The third explanation is the most important, yet difficult to document. The response to 9/11 established a political climate that allowed the neoconservative foreign policy advisors of President Bush to implement their long advocated grand strategy in the Middle East in conjunction with the conduct of the global war on terror. This grand strategy pre-existed 9/11, and focused on the shift from Europe to the Middle East as the main strategic battleground to shape the future of the world. This outlook led to giving the highest foreign policy priority to gaining hegemonic authority in the region to safeguard control over its energy resources, to guide its ideological evolution, and to prevent anti-Western political behavior by its leading governments.

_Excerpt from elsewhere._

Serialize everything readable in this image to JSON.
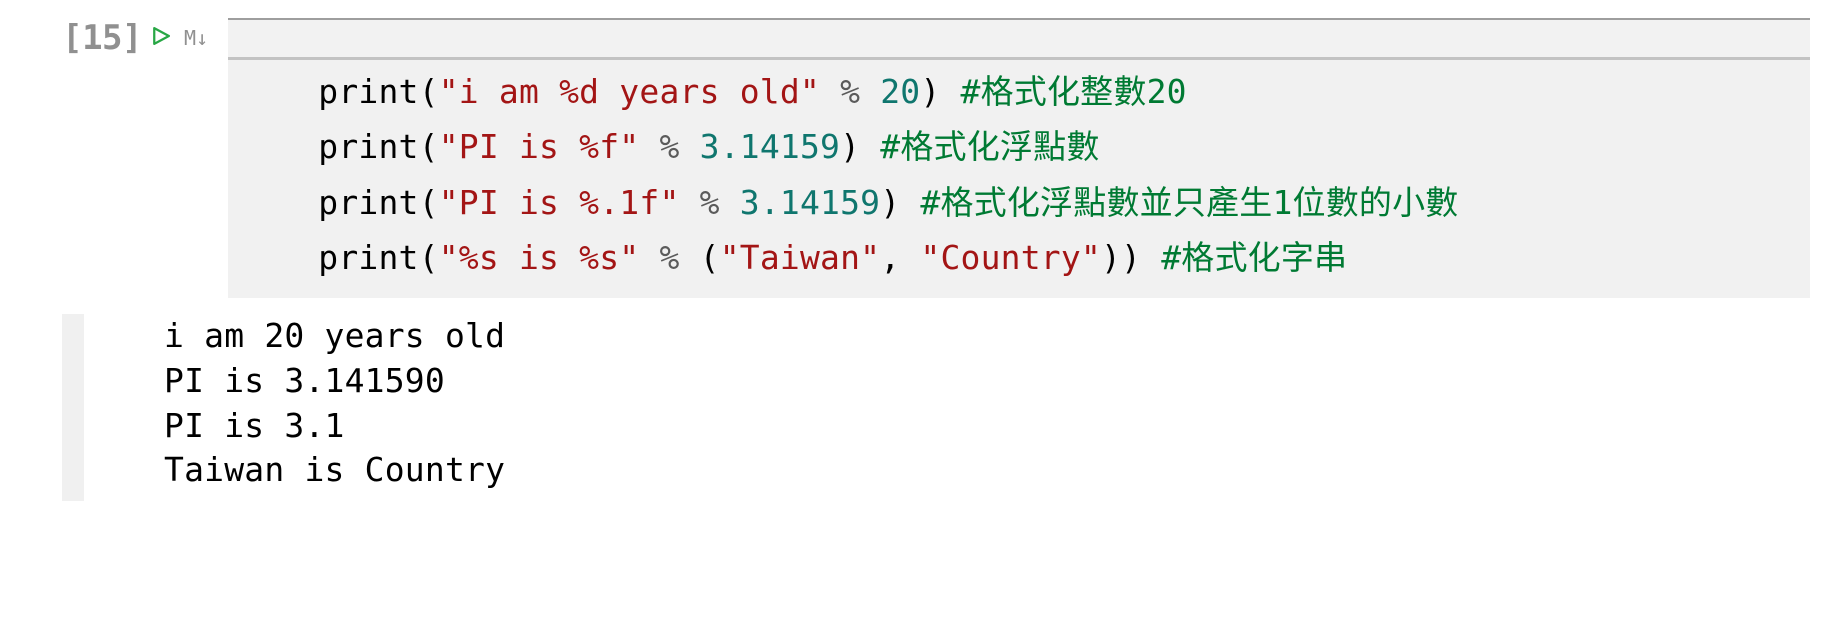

Neoconservatives, in collaboration with right-wing Israelis, had believed for many years that their long-term interests in the region could only be protected by achieving 'regime change' through military intervention in a series of countries they regarded as problematic including Iraq, Syria, Lebanon, and most of all, Iran. 9/11 created the political mandate that had been previously lacking. Among the problems with this approach was an over-estimation on the role of military superiority, and the tension between a successful counter-terrorist policy and the grand strategy objective of controlling the region. But despite the setbacks in Iraq and Lebanon, this policy has not been abandoned by the Bush administration, and underlies the intensifying confrontation with Iran over its nuclear program.
From these perspectives, there never should have been a global war on terror, and there certainly should not have been an American/Israeli partnership to reconfigure by force of arms the internal political governing arrangements in a series of countries perceived as hostile. Unfortunately, the region and the world are more dangerous than five years ago, and future prospects are not encouraging. Whether internal political change in the United States can generate a more constructive approach will determine whether the decline in global security of the past five years can be reversed in the next five.
Richard Falk is the Board Chair of the Nuclear Age Peace Foundation and a Distinguished Visiting Professor at the University of California at Santa Barbara.